Aim of the task >> Tally how many lines in the data hold the word "JSON", and give the result with no other text.

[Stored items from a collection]
---

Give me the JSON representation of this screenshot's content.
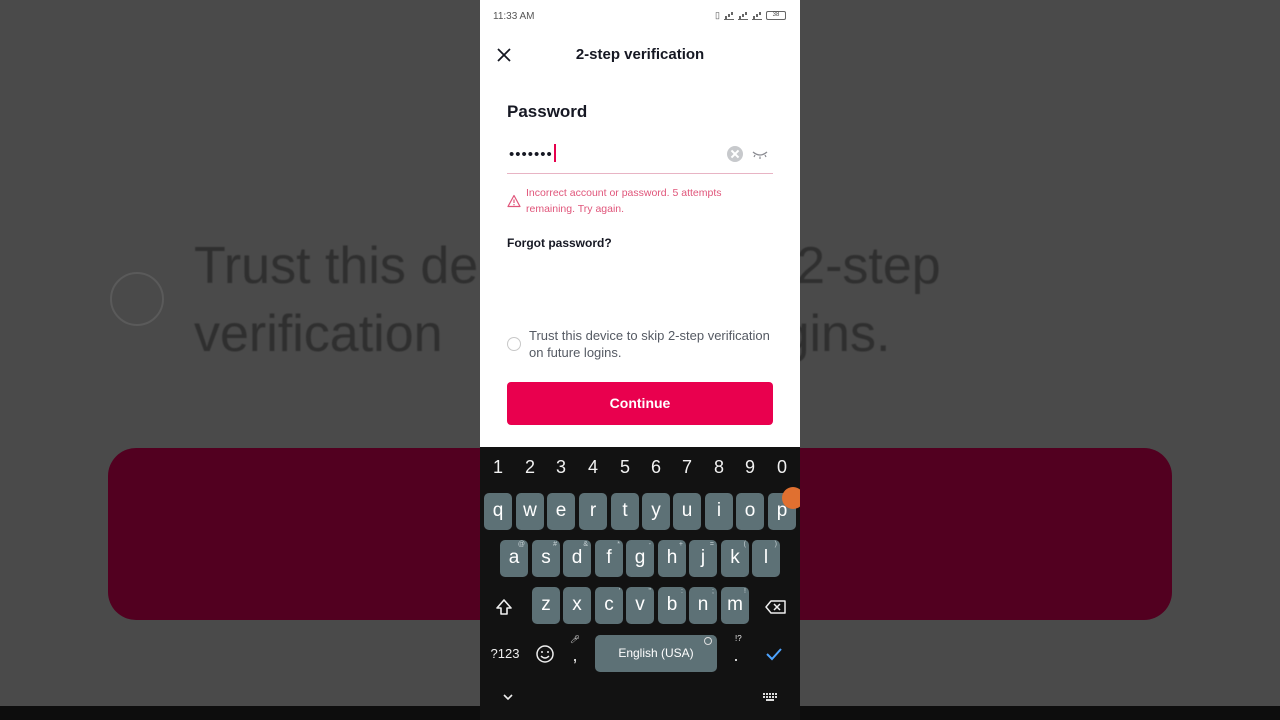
{
  "status": {
    "time": "11:33 AM",
    "battery": "38"
  },
  "header": {
    "title": "2-step verification"
  },
  "form": {
    "password_label": "Password",
    "password_value": "•••••••",
    "error": "Incorrect account or password. 5 attempts remaining. Try again.",
    "forgot": "Forgot password?",
    "trust_text": "Trust this device to skip 2-step verification on future logins.",
    "continue": "Continue"
  },
  "background": {
    "line1": "Trust this de",
    "line1b": "2-step",
    "line2": "verification",
    "line2b": "gins."
  },
  "keyboard": {
    "numbers": [
      "1",
      "2",
      "3",
      "4",
      "5",
      "6",
      "7",
      "8",
      "9",
      "0"
    ],
    "row1": [
      "q",
      "w",
      "e",
      "r",
      "t",
      "y",
      "u",
      "i",
      "o",
      "p"
    ],
    "row2": [
      "a",
      "s",
      "d",
      "f",
      "g",
      "h",
      "j",
      "k",
      "l"
    ],
    "row2_hints": [
      "@",
      "#",
      "&",
      "*",
      "-",
      "+",
      "=",
      "(",
      ")"
    ],
    "row3": [
      "z",
      "x",
      "c",
      "v",
      "b",
      "n",
      "m"
    ],
    "row3_hints": [
      "",
      "",
      "'",
      "\"",
      ":",
      ";",
      "!"
    ],
    "symbols_key": "?123",
    "comma": ",",
    "space_label": "English (USA)",
    "period": ".",
    "period_hint": "!?"
  },
  "colors": {
    "accent": "#e9004e",
    "error": "#e0557a",
    "keyboard_bg": "#121212",
    "key_bg": "#5d7176"
  }
}
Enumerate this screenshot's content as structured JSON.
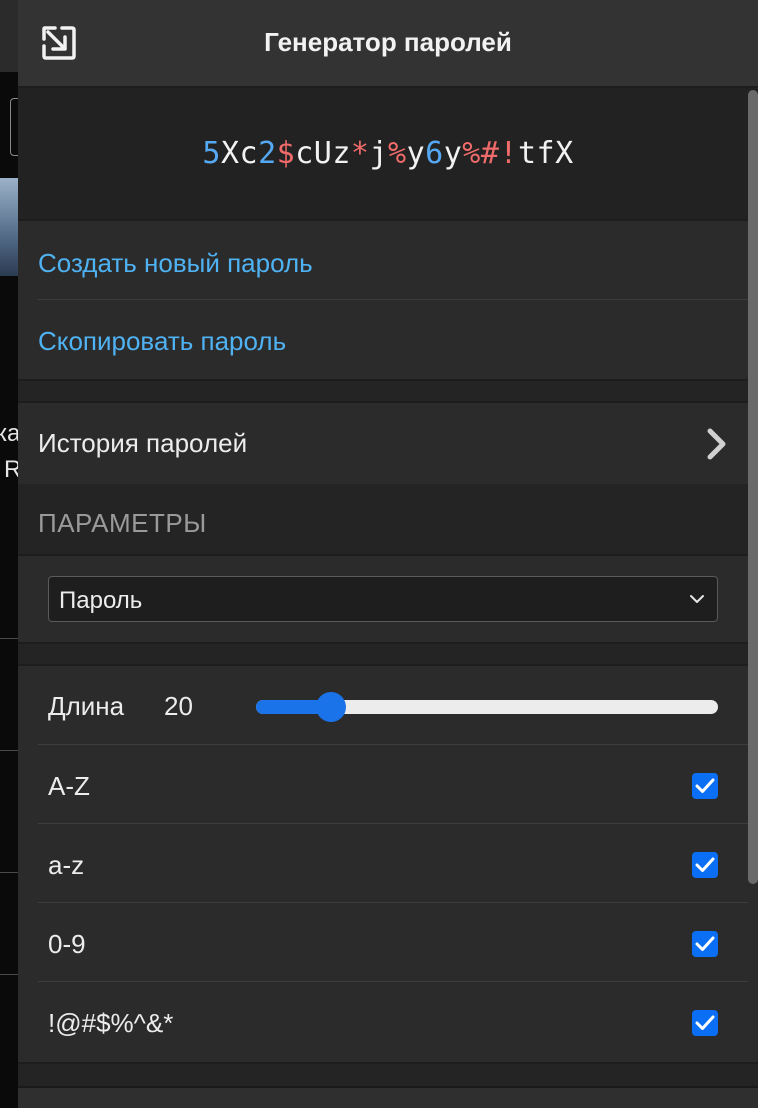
{
  "header": {
    "title": "Генератор паролей",
    "icon": "detach-icon"
  },
  "password": {
    "chars": [
      {
        "c": "5",
        "t": "digit"
      },
      {
        "c": "X",
        "t": "letter"
      },
      {
        "c": "c",
        "t": "letter"
      },
      {
        "c": "2",
        "t": "digit"
      },
      {
        "c": "$",
        "t": "symbol"
      },
      {
        "c": "c",
        "t": "letter"
      },
      {
        "c": "U",
        "t": "letter"
      },
      {
        "c": "z",
        "t": "letter"
      },
      {
        "c": "*",
        "t": "symbol"
      },
      {
        "c": "j",
        "t": "letter"
      },
      {
        "c": "%",
        "t": "symbol"
      },
      {
        "c": "y",
        "t": "letter"
      },
      {
        "c": "6",
        "t": "digit"
      },
      {
        "c": "y",
        "t": "letter"
      },
      {
        "c": "%",
        "t": "symbol"
      },
      {
        "c": "#",
        "t": "symbol"
      },
      {
        "c": "!",
        "t": "symbol"
      },
      {
        "c": "t",
        "t": "letter"
      },
      {
        "c": "f",
        "t": "letter"
      },
      {
        "c": "X",
        "t": "letter"
      }
    ],
    "colors": {
      "letter": "#f2f2f2",
      "digit": "#55a8f2",
      "symbol": "#f26b6b"
    }
  },
  "actions": {
    "generate_label": "Создать новый пароль",
    "copy_label": "Скопировать пароль",
    "link_color": "#4fb2f2"
  },
  "history": {
    "label": "История паролей",
    "icon": "chevron-right-icon"
  },
  "params": {
    "section_label": "ПАРАМЕТРЫ",
    "type_select": {
      "value": "Пароль",
      "icon": "chevron-down-icon"
    },
    "length": {
      "label": "Длина",
      "value": "20",
      "slider_fraction": 0.14
    },
    "options": [
      {
        "label": "A-Z",
        "checked": true
      },
      {
        "label": "a-z",
        "checked": true
      },
      {
        "label": "0-9",
        "checked": true
      },
      {
        "label": "!@#$%^&*",
        "checked": true
      }
    ],
    "accent_color": "#0b6ff5"
  },
  "background": {
    "partial_text_1": "ка",
    "partial_text_2": "R"
  }
}
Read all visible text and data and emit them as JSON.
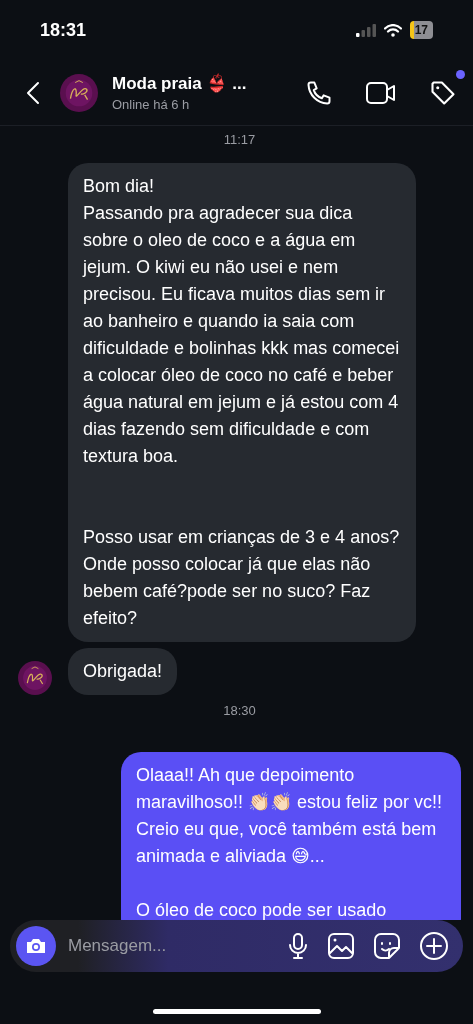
{
  "status_bar": {
    "time": "18:31",
    "battery": "17"
  },
  "header": {
    "title": "Moda praia 👙 ...",
    "subtitle": "Online há 6 h",
    "notification_dot": true
  },
  "messages": [
    {
      "kind": "time",
      "text": "11:17"
    },
    {
      "kind": "received",
      "avatar": false,
      "text": "Bom dia!\nPassando pra agradecer sua dica sobre o oleo de coco e a água em jejum. O kiwi eu não usei e nem precisou. Eu ficava muitos dias sem ir ao banheiro e quando ia saia com dificuldade e bolinhas kkk mas comecei a colocar óleo de coco no café e beber água natural em jejum e já estou com 4 dias fazendo sem dificuldade e com textura boa.\n\n\nPosso usar em crianças de 3 e 4 anos?\nOnde posso colocar já que elas não bebem café?pode ser no suco? Faz efeito?"
    },
    {
      "kind": "received",
      "avatar": true,
      "text": "Obrigada!"
    },
    {
      "kind": "time",
      "text": "18:30"
    },
    {
      "kind": "sent",
      "avatar": false,
      "text": "Olaaa!! Ah que depoimento maravilhoso!! 👏🏻👏🏻 estou feliz por vc!! Creio eu que, você também está bem animada e aliviada 😅...\n\nO óleo de coco pode ser usado"
    }
  ],
  "composer": {
    "placeholder": "Mensagem..."
  }
}
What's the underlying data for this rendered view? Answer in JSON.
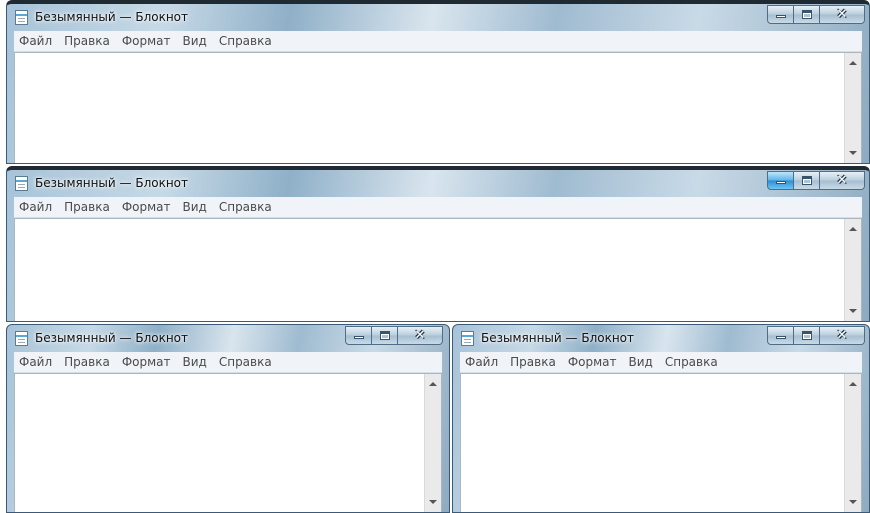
{
  "window_title": "Безымянный — Блокнот",
  "menu": [
    "Файл",
    "Правка",
    "Формат",
    "Вид",
    "Справка"
  ],
  "controls": {
    "minimize": "",
    "maximize": "",
    "close": "✕"
  },
  "windows": [
    {
      "id": "window-1",
      "active": false
    },
    {
      "id": "window-2",
      "active": true
    },
    {
      "id": "window-3",
      "active": false
    },
    {
      "id": "window-4",
      "active": false
    }
  ]
}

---

Response to the exercise >> 4